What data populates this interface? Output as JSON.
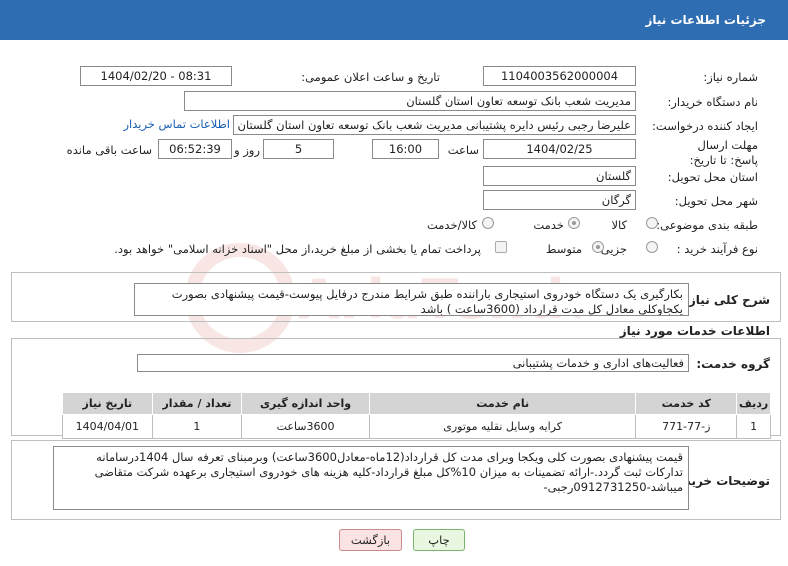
{
  "header": {
    "title": "جزئیات اطلاعات نیاز"
  },
  "form": {
    "need_number_label": "شماره نیاز:",
    "need_number": "1104003562000004",
    "announce_label": "تاریخ و ساعت اعلان عمومی:",
    "announce_value": "1404/02/20 - 08:31",
    "buyer_org_label": "نام دستگاه خریدار:",
    "buyer_org": "مدیریت شعب بانک توسعه تعاون استان گلستان",
    "creator_label": "ایجاد کننده درخواست:",
    "creator": "علیرضا رجبی رئیس دایره پشتیبانی مدیریت شعب بانک توسعه تعاون استان گلستان",
    "contact_link": "اطلاعات تماس خریدار",
    "deadline_label": "مهلت ارسال پاسخ: تا تاریخ:",
    "deadline_date": "1404/02/25",
    "time_label": "ساعت",
    "deadline_time": "16:00",
    "days_value": "5",
    "days_label": "روز و",
    "remaining_value": "06:52:39",
    "remaining_label": "ساعت باقی مانده",
    "province_label": "استان محل تحویل:",
    "province": "گلستان",
    "city_label": "شهر محل تحویل:",
    "city": "گرگان",
    "category_label": "طبقه بندی موضوعی:",
    "category_options": [
      "کالا",
      "خدمت",
      "کالا/خدمت"
    ],
    "process_label": "نوع فرآیند خرید :",
    "process_options": [
      "جزیی",
      "متوسط"
    ],
    "payment_note": "پرداخت تمام یا بخشی از مبلغ خرید،از محل \"اسناد خزانه اسلامی\" خواهد بود."
  },
  "summary": {
    "label": "شرح کلی نیاز:",
    "text": "بکارگیری یک دستگاه خودروی استیجاری باراننده  طبق شرایط مندرج درفایل پیوست-قیمت پیشنهادی  بصورت یکجاوکلی معادل کل مدت  قرارداد (3600ساعت ) باشد"
  },
  "services": {
    "section_title": "اطلاعات خدمات مورد نیاز",
    "group_label": "گروه خدمت:",
    "group_value": "فعالیت‌های اداری و خدمات پشتیبانی",
    "columns": [
      "ردیف",
      "کد خدمت",
      "نام خدمت",
      "واحد اندازه گیری",
      "تعداد / مقدار",
      "تاریخ نیاز"
    ],
    "rows": [
      [
        "1",
        "ز-77-771",
        "کرایه وسایل نقلیه موتوری",
        "3600ساعت",
        "1",
        "1404/04/01"
      ]
    ]
  },
  "buyer_notes": {
    "label": "توضیحات خریدار:",
    "text": "قیمت پیشنهادی بصورت کلی ویکجا وبرای مدت کل قرارداد(12ماه-معادل3600ساعت)  وبرمبنای تعرفه سال 1404درسامانه تدارکات ثبت گردد.-ارائه تضمینات به میزان 10%کل مبلغ قرارداد-کلیه هزینه های خودروی استیجاری برعهده شرکت متقاضی میباشد-0912731250رجبی-"
  },
  "buttons": {
    "print": "چاپ",
    "back": "بازگشت"
  },
  "watermark": {
    "brand": "AriaTender.neT"
  }
}
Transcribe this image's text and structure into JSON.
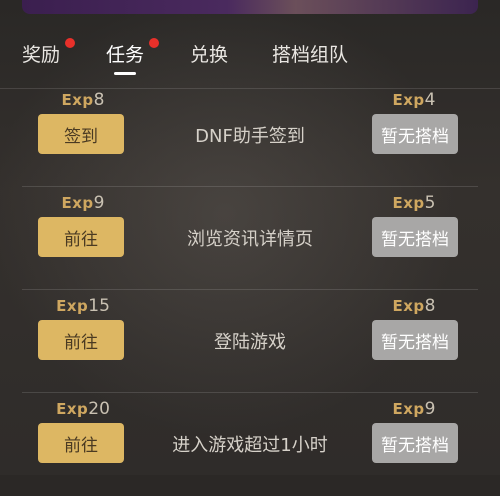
{
  "tabs": [
    {
      "label": "奖励",
      "badge": true
    },
    {
      "label": "任务",
      "badge": true,
      "active": true
    },
    {
      "label": "兑换",
      "badge": false
    },
    {
      "label": "搭档组队",
      "badge": false
    }
  ],
  "exp_tag": "Exp",
  "tasks": [
    {
      "exp_left": "8",
      "button": "签到",
      "title": "DNF助手签到",
      "exp_right": "4",
      "partner_button": "暂无搭档"
    },
    {
      "exp_left": "9",
      "button": "前往",
      "title": "浏览资讯详情页",
      "exp_right": "5",
      "partner_button": "暂无搭档"
    },
    {
      "exp_left": "15",
      "button": "前往",
      "title": "登陆游戏",
      "exp_right": "8",
      "partner_button": "暂无搭档"
    },
    {
      "exp_left": "20",
      "button": "前往",
      "title": "进入游戏超过1小时",
      "exp_right": "9",
      "partner_button": "暂无搭档"
    }
  ],
  "colors": {
    "accent_gold": "#ddb763",
    "badge_red": "#e8302a",
    "disabled_gray": "#a8a7a6"
  }
}
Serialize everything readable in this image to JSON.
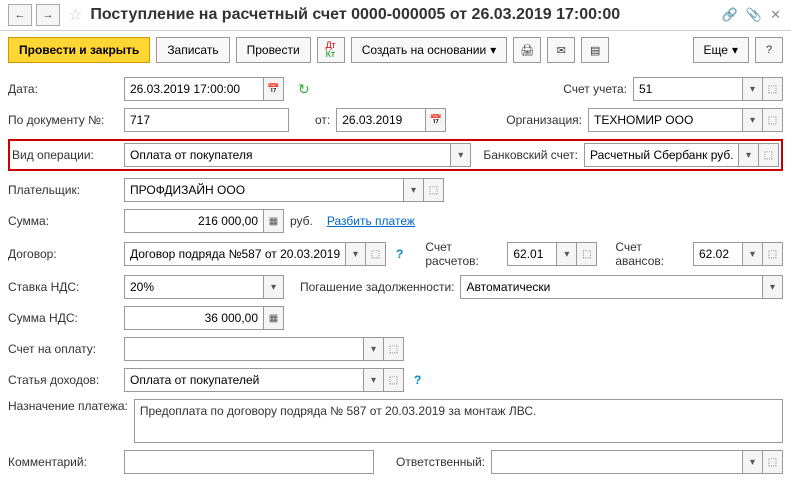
{
  "header": {
    "title": "Поступление на расчетный счет 0000-000005 от 26.03.2019 17:00:00"
  },
  "actions": {
    "post_close": "Провести и закрыть",
    "save": "Записать",
    "post": "Провести",
    "create_based": "Создать на основании",
    "more": "Еще"
  },
  "labels": {
    "date": "Дата:",
    "doc_num": "По документу №:",
    "from": "от:",
    "op_type": "Вид операции:",
    "payer": "Плательщик:",
    "amount": "Сумма:",
    "currency": "руб.",
    "split": "Разбить платеж",
    "contract": "Договор:",
    "vat_rate": "Ставка НДС:",
    "vat_amount": "Сумма НДС:",
    "invoice": "Счет на оплату:",
    "income_item": "Статья доходов:",
    "purpose": "Назначение платежа:",
    "comment": "Комментарий:",
    "account": "Счет учета:",
    "org": "Организация:",
    "bank_acct": "Банковский счет:",
    "settle_acct": "Счет расчетов:",
    "advance_acct": "Счет авансов:",
    "debt_repay": "Погашение задолженности:",
    "responsible": "Ответственный:"
  },
  "values": {
    "date": "26.03.2019 17:00:00",
    "doc_num": "717",
    "from_date": "26.03.2019",
    "op_type": "Оплата от покупателя",
    "payer": "ПРОФДИЗАЙН ООО",
    "amount": "216 000,00",
    "contract": "Договор подряда №587 от 20.03.2019",
    "vat_rate": "20%",
    "vat_amount": "36 000,00",
    "income_item": "Оплата от покупателей",
    "purpose": "Предоплата по договору подряда № 587 от 20.03.2019 за монтаж ЛВС.",
    "account": "51",
    "org": "ТЕХНОМИР ООО",
    "bank_acct": "Расчетный Сбербанк руб.",
    "settle_acct": "62.01",
    "advance_acct": "62.02",
    "debt_repay": "Автоматически"
  }
}
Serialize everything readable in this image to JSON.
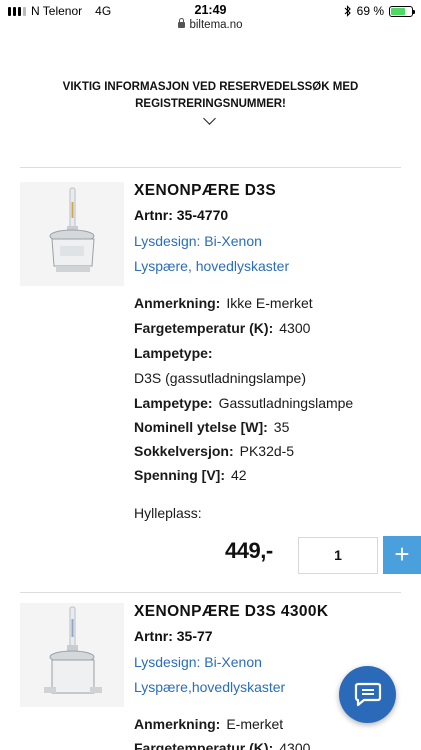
{
  "status_bar": {
    "carrier": "N Telenor",
    "network": "4G",
    "time": "21:49",
    "battery_text": "69 %",
    "battery_level": 0.69,
    "battery_color": "#4cd964"
  },
  "url_bar": {
    "domain": "biltema.no"
  },
  "info_banner": {
    "line1": "VIKTIG INFORMASJON VED RESERVEDELSSØK MED",
    "line2": "REGISTRERINGSNUMMER!"
  },
  "products": [
    {
      "title": "XENONPÆRE D3S",
      "artnr": "Artnr: 35-4770",
      "link1": "Lysdesign: Bi-Xenon",
      "link2": "Lyspære, hovedlyskaster",
      "specs": [
        {
          "label": "Anmerkning:",
          "value": "Ikke E-merket"
        },
        {
          "label": "Fargetemperatur (K):",
          "value": "4300"
        },
        {
          "label": "Lampetype:",
          "value": ""
        },
        {
          "label": "",
          "value": "D3S (gassutladningslampe)"
        },
        {
          "label": "Lampetype:",
          "value": "Gassutladningslampe"
        },
        {
          "label": "Nominell ytelse [W]:",
          "value": "35"
        },
        {
          "label": "Sokkelversjon:",
          "value": "PK32d-5"
        },
        {
          "label": "Spenning [V]:",
          "value": "42"
        }
      ],
      "shelf": "Hylleplass:",
      "price": "449,-",
      "quantity": "1",
      "add_label": "+"
    },
    {
      "title": "XENONPÆRE D3S 4300K",
      "artnr": "Artnr: 35-77",
      "link1": "Lysdesign: Bi-Xenon",
      "link2": "Lyspære,hovedlyskaster",
      "specs": [
        {
          "label": "Anmerkning:",
          "value": "E-merket"
        },
        {
          "label": "Fargetemperatur (K):",
          "value": "4300"
        }
      ]
    }
  ],
  "colors": {
    "link": "#2a6db8",
    "add_button": "#4a9fdd",
    "chat_button": "#2b6ab8"
  },
  "icons": {
    "chat": "chat-bubble-icon",
    "chevron": "chevron-down-icon",
    "lock": "lock-icon",
    "bluetooth": "bluetooth-icon"
  }
}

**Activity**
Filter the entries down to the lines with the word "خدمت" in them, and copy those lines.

**Task answer**
      "خدمت",
      "کالا/خدمت"
    "group_label": "گروه خدمت:",
      "کد خدمت",
      "نام خدمت",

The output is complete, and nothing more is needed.